*Data*.
====

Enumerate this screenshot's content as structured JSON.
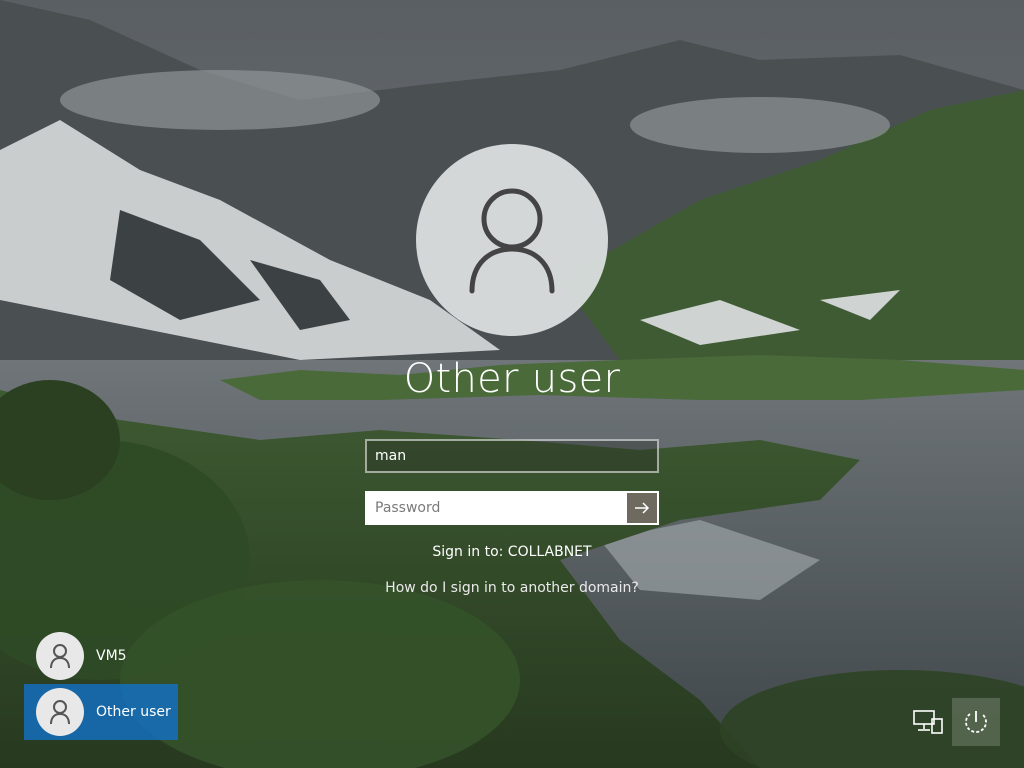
{
  "user": {
    "display_name": "Other user",
    "username_value": "man",
    "password_placeholder": "Password"
  },
  "signin": {
    "domain_text": "Sign in to: COLLABNET",
    "help_link": "How do I sign in to another domain?"
  },
  "user_list": [
    {
      "name": "VM5",
      "selected": false
    },
    {
      "name": "Other user",
      "selected": true
    }
  ],
  "icons": {
    "avatar": "user-silhouette-icon",
    "submit": "arrow-right-icon",
    "network": "network-icon",
    "power": "power-icon"
  },
  "colors": {
    "selected_user": "#146ebe",
    "submit_button": "#6f6a60",
    "avatar_circle": "#e2e5e7"
  }
}
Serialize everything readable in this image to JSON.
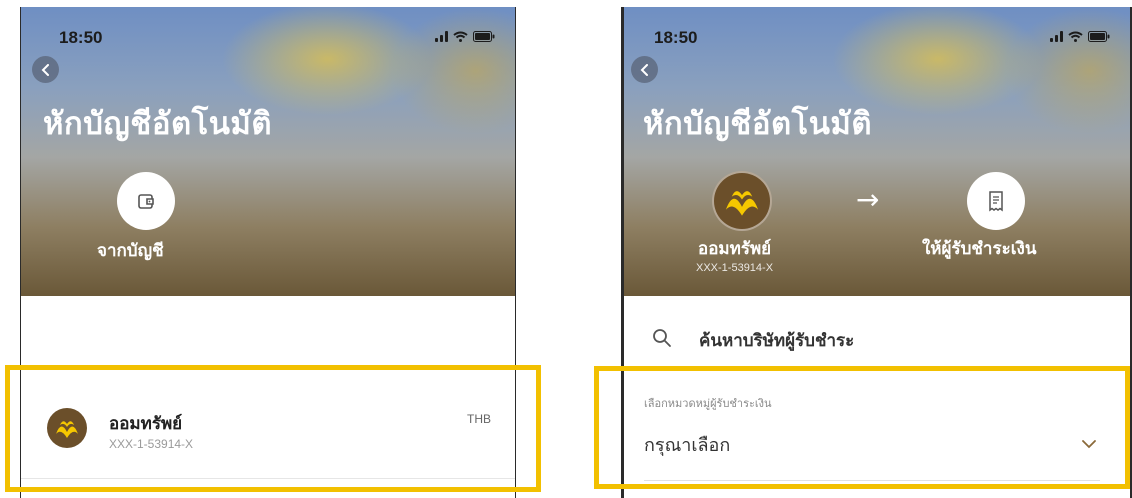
{
  "left": {
    "status": {
      "time": "18:50"
    },
    "header": {
      "title": "หักบัญชีอัตโนมัติ"
    },
    "hero": {
      "from_label": "จากบัญชี",
      "from_icon": "wallet-icon"
    },
    "account": {
      "name": "ออมทรัพย์",
      "number": "XXX-1-53914-X",
      "currency": "THB",
      "logo": "krungsri-bank-logo"
    }
  },
  "right": {
    "status": {
      "time": "18:50"
    },
    "header": {
      "title": "หักบัญชีอัตโนมัติ"
    },
    "hero": {
      "from_label": "ออมทรัพย์",
      "from_number": "XXX-1-53914-X",
      "to_label": "ให้ผู้รับชำระเงิน",
      "to_icon": "receipt-icon",
      "arrow": "→"
    },
    "search": {
      "placeholder": "ค้นหาบริษัทผู้รับชำระ"
    },
    "category": {
      "label": "เลือกหมวดหมู่ผู้รับชำระเงิน",
      "value": "กรุณาเลือก"
    }
  },
  "colors": {
    "highlight": "#f2c000",
    "logo_bg": "#6b4f2a",
    "logo_fg": "#f6c800"
  }
}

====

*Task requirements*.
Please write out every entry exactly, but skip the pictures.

*Expected output*.
Enumerate this screenshot's content as structured JSON.
{
  "user": {
    "display_name": "Other user",
    "username_value": "man",
    "password_placeholder": "Password"
  },
  "signin": {
    "domain_text": "Sign in to: COLLABNET",
    "help_link": "How do I sign in to another domain?"
  },
  "user_list": [
    {
      "name": "VM5",
      "selected": false
    },
    {
      "name": "Other user",
      "selected": true
    }
  ],
  "icons": {
    "avatar": "user-silhouette-icon",
    "submit": "arrow-right-icon",
    "network": "network-icon",
    "power": "power-icon"
  },
  "colors": {
    "selected_user": "#146ebe",
    "submit_button": "#6f6a60",
    "avatar_circle": "#e2e5e7"
  }
}
Serialize everything readable in this image to JSON.
{
  "left": {
    "status": {
      "time": "18:50"
    },
    "header": {
      "title": "หักบัญชีอัตโนมัติ"
    },
    "hero": {
      "from_label": "จากบัญชี",
      "from_icon": "wallet-icon"
    },
    "account": {
      "name": "ออมทรัพย์",
      "number": "XXX-1-53914-X",
      "currency": "THB",
      "logo": "krungsri-bank-logo"
    }
  },
  "right": {
    "status": {
      "time": "18:50"
    },
    "header": {
      "title": "หักบัญชีอัตโนมัติ"
    },
    "hero": {
      "from_label": "ออมทรัพย์",
      "from_number": "XXX-1-53914-X",
      "to_label": "ให้ผู้รับชำระเงิน",
      "to_icon": "receipt-icon",
      "arrow": "→"
    },
    "search": {
      "placeholder": "ค้นหาบริษัทผู้รับชำระ"
    },
    "category": {
      "label": "เลือกหมวดหมู่ผู้รับชำระเงิน",
      "value": "กรุณาเลือก"
    }
  },
  "colors": {
    "highlight": "#f2c000",
    "logo_bg": "#6b4f2a",
    "logo_fg": "#f6c800"
  }
}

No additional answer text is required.